**** The data
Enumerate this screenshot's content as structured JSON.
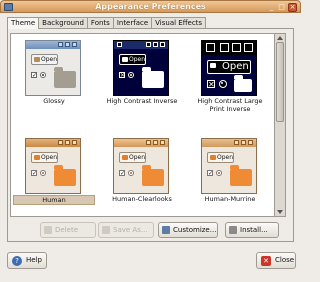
{
  "window": {
    "title": "Appearance Preferences",
    "min_glyph": "_",
    "max_glyph": "□",
    "close_glyph": "×"
  },
  "tabs": [
    {
      "label": "Theme",
      "active": true
    },
    {
      "label": "Background",
      "active": false
    },
    {
      "label": "Fonts",
      "active": false
    },
    {
      "label": "Interface",
      "active": false
    },
    {
      "label": "Visual Effects",
      "active": false
    }
  ],
  "themes": [
    {
      "name": "Glossy",
      "open_label": "Open",
      "selected": false
    },
    {
      "name": "High Contrast Inverse",
      "open_label": "Open",
      "selected": false
    },
    {
      "name": "High Contrast Large Print Inverse",
      "open_label": "Open",
      "selected": false
    },
    {
      "name": "Human",
      "open_label": "Open",
      "selected": true
    },
    {
      "name": "Human-Clearlooks",
      "open_label": "Open",
      "selected": false
    },
    {
      "name": "Human-Murrine",
      "open_label": "Open",
      "selected": false
    }
  ],
  "actions": {
    "delete": "Delete",
    "save_as": "Save As...",
    "customize": "Customize...",
    "install": "Install..."
  },
  "footer": {
    "help": "Help",
    "close": "Close"
  },
  "colors": {
    "accent": "#d59a5a",
    "selection": "#d6c8b2"
  }
}
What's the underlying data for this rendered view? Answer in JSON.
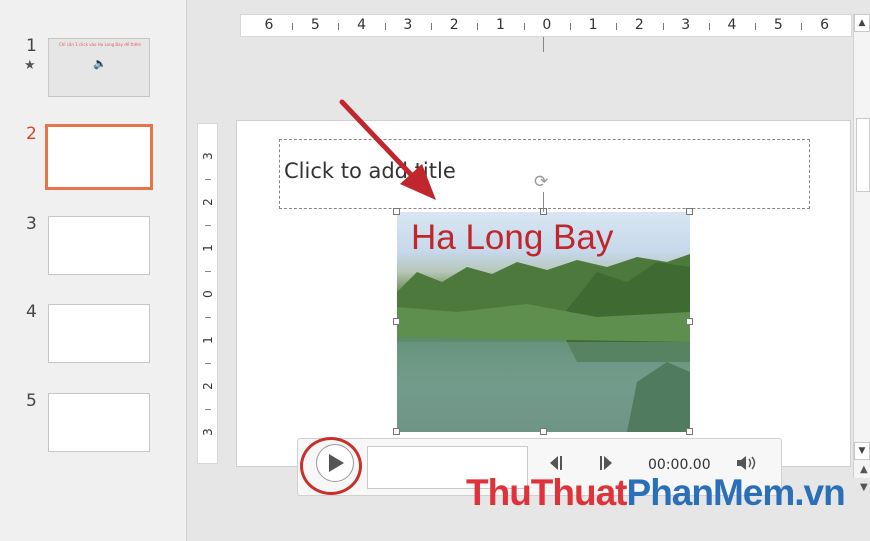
{
  "thumbnails": [
    {
      "number": "1",
      "text": "Chỉ cần 1 click vào Ha Long Bay để thêm",
      "has_star": true,
      "star": "★"
    },
    {
      "number": "2"
    },
    {
      "number": "3"
    },
    {
      "number": "4"
    },
    {
      "number": "5"
    }
  ],
  "ruler": {
    "horizontal": [
      "6",
      "5",
      "4",
      "3",
      "2",
      "1",
      "0",
      "1",
      "2",
      "3",
      "4",
      "5",
      "6"
    ],
    "vertical": [
      "3",
      "2",
      "1",
      "0",
      "1",
      "2",
      "3"
    ]
  },
  "slide": {
    "title_placeholder": "Click to add title",
    "video_title": "Ha Long Bay"
  },
  "media_controls": {
    "time": "00:00.00",
    "play_icon": "play-icon",
    "back_icon": "step-back-icon",
    "forward_icon": "step-forward-icon",
    "volume_icon": "volume-icon"
  },
  "annotations": {
    "arrow_color": "#c0262b",
    "circle_color": "#c8302c"
  },
  "watermark": {
    "part1": "ThuThuat",
    "part2": "PhanMem.vn"
  },
  "colors": {
    "active_slide_border": "#e5764b",
    "video_title": "#c0262b"
  }
}
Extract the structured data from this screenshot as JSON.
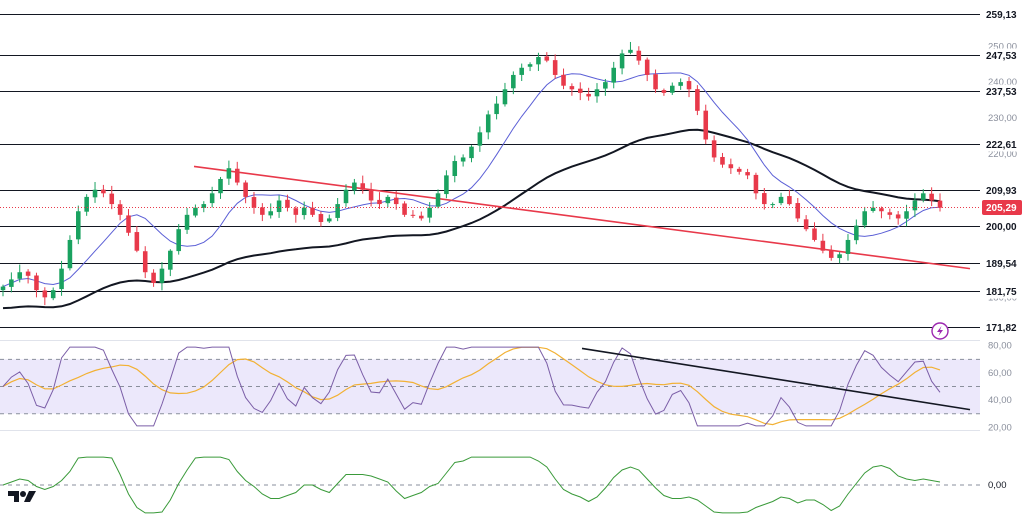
{
  "chart_data": {
    "type": "candlestick",
    "price_panel": {
      "y_ticks": [
        {
          "value": 180.0,
          "label": "180,00"
        },
        {
          "value": 190.0,
          "label": "190,00"
        },
        {
          "value": 200.0,
          "label": "200,00"
        },
        {
          "value": 210.0,
          "label": "210,00"
        },
        {
          "value": 220.0,
          "label": "220,00"
        },
        {
          "value": 230.0,
          "label": "230,00"
        },
        {
          "value": 240.0,
          "label": "240,00"
        },
        {
          "value": 250.0,
          "label": "250,00"
        }
      ],
      "levels": [
        {
          "value": 259.13,
          "label": "259,13"
        },
        {
          "value": 247.53,
          "label": "247,53"
        },
        {
          "value": 237.53,
          "label": "237,53"
        },
        {
          "value": 222.61,
          "label": "222,61"
        },
        {
          "value": 209.93,
          "label": "209,93"
        },
        {
          "value": 200.0,
          "label": "200,00"
        },
        {
          "value": 189.54,
          "label": "189,54"
        },
        {
          "value": 181.75,
          "label": "181,75"
        },
        {
          "value": 171.82,
          "label": "171,82"
        }
      ],
      "last_price": {
        "value": 205.29,
        "label": "205,29"
      },
      "trendline": {
        "start": [
          0.2,
          216.5
        ],
        "end": [
          1.0,
          188.0
        ],
        "color": "#e8394a"
      },
      "close": [
        183,
        185,
        187,
        186,
        182,
        180,
        182,
        188,
        196,
        204,
        208,
        210,
        209,
        206,
        203,
        198,
        193,
        187,
        184,
        188,
        193,
        199,
        203,
        205,
        206,
        209,
        213,
        216,
        212,
        208,
        205,
        203,
        204,
        207,
        205,
        203,
        205,
        203,
        201,
        202,
        206,
        210,
        212,
        210,
        207,
        206,
        208,
        206,
        203,
        203,
        202,
        205,
        209,
        214,
        218,
        219,
        222,
        226,
        231,
        234,
        238,
        242,
        244,
        245,
        247,
        246,
        242,
        239,
        238,
        237,
        236,
        238,
        240,
        244,
        248,
        249,
        246,
        242,
        238,
        237,
        239,
        240,
        238,
        232,
        224,
        219,
        217,
        216,
        215,
        214,
        209,
        206,
        206,
        208,
        206,
        202,
        199,
        196,
        193,
        191,
        192,
        196,
        200,
        204,
        205,
        204,
        203,
        202,
        204,
        207,
        209,
        207,
        205
      ],
      "ma_short": {
        "color": "#5b5fd6"
      },
      "ma_long": {
        "color": "#131722"
      }
    },
    "rsi_panel": {
      "y_ticks": [
        {
          "value": 20,
          "label": "20,00"
        },
        {
          "value": 40,
          "label": "40,00"
        },
        {
          "value": 60,
          "label": "60,00"
        },
        {
          "value": 80,
          "label": "80,00"
        }
      ],
      "band": [
        30,
        70
      ],
      "rsi_color": "#7b5ea7",
      "signal_color": "#f2b134",
      "trendline": {
        "start": [
          0.6,
          78
        ],
        "end": [
          1.0,
          33
        ],
        "color": "#131722"
      }
    },
    "momentum_panel": {
      "y_ticks": [
        {
          "value": 0,
          "label": "0,00"
        }
      ],
      "line_color": "#3a9a3a"
    },
    "colors": {
      "up": "#1aa260",
      "down": "#e8394a",
      "level_line": "#131722",
      "last_price_bg": "#e8394a",
      "rsi_band_fill": "#ece8fb"
    }
  },
  "logo": {
    "text": "TV"
  }
}
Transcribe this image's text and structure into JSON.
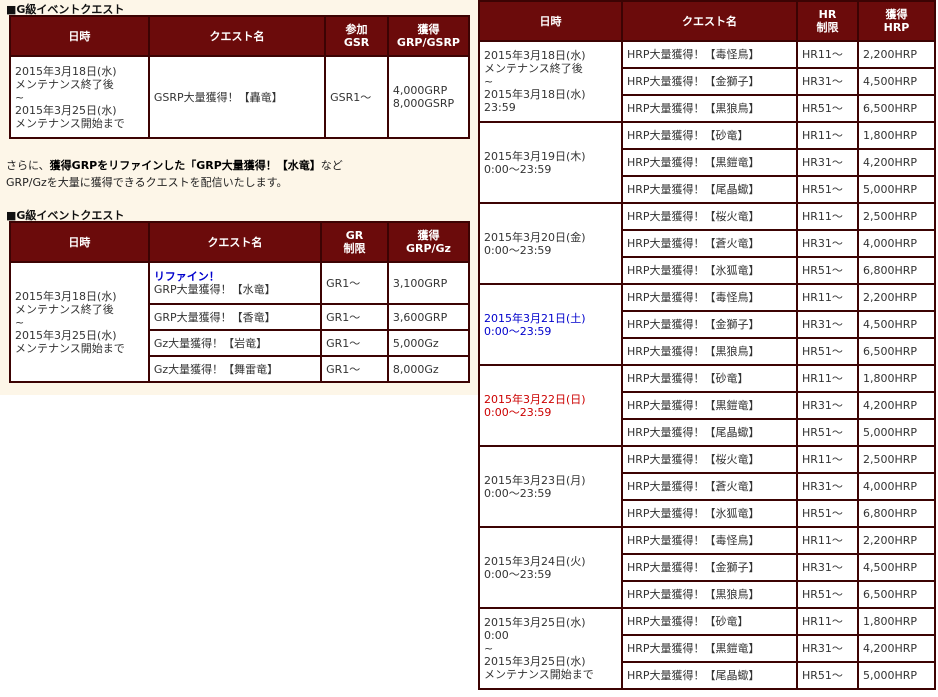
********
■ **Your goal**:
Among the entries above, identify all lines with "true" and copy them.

■ **Result below**:
      "active": true
      "selected": true
      "has_star": true,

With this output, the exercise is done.